*** Block opens ***
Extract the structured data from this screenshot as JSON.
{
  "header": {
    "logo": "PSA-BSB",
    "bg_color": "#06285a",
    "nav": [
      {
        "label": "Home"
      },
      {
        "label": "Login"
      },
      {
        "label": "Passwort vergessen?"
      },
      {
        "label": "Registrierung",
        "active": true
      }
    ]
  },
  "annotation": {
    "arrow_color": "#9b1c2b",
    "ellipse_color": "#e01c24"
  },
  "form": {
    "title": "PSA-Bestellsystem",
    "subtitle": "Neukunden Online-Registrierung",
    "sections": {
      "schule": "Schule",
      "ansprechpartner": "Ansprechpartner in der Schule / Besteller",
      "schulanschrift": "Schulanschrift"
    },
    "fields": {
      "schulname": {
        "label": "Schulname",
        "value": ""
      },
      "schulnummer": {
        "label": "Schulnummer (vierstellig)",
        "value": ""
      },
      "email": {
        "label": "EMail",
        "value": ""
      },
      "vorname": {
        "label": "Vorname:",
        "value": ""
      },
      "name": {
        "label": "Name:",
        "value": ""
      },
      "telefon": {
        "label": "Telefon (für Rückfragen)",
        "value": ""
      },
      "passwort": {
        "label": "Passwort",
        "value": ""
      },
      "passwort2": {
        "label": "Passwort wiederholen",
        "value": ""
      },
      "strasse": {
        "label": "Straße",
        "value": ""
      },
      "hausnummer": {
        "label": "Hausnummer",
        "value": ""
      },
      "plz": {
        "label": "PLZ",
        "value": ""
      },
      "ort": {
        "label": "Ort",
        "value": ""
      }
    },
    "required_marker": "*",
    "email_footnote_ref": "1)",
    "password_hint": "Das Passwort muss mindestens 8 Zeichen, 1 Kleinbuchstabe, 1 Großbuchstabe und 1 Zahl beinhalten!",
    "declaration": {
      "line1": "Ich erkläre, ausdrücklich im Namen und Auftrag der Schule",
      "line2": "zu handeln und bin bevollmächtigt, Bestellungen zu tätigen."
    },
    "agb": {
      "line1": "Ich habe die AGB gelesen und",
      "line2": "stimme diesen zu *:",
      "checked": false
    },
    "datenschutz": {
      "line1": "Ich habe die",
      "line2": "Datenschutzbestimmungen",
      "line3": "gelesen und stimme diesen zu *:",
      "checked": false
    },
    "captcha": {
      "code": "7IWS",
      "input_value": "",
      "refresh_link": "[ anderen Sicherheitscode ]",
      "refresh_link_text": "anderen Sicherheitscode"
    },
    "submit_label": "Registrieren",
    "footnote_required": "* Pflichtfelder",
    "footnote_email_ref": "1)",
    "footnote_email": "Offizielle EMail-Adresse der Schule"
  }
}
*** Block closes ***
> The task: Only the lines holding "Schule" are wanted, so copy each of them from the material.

> Exercise answer:
      "schule": "Schule",
      "ansprechpartner": "Ansprechpartner in der Schule / Besteller",
      "line1": "Ich erkläre, ausdrücklich im Namen und Auftrag der Schule",
    "footnote_email": "Offizielle EMail-Adresse der Schule"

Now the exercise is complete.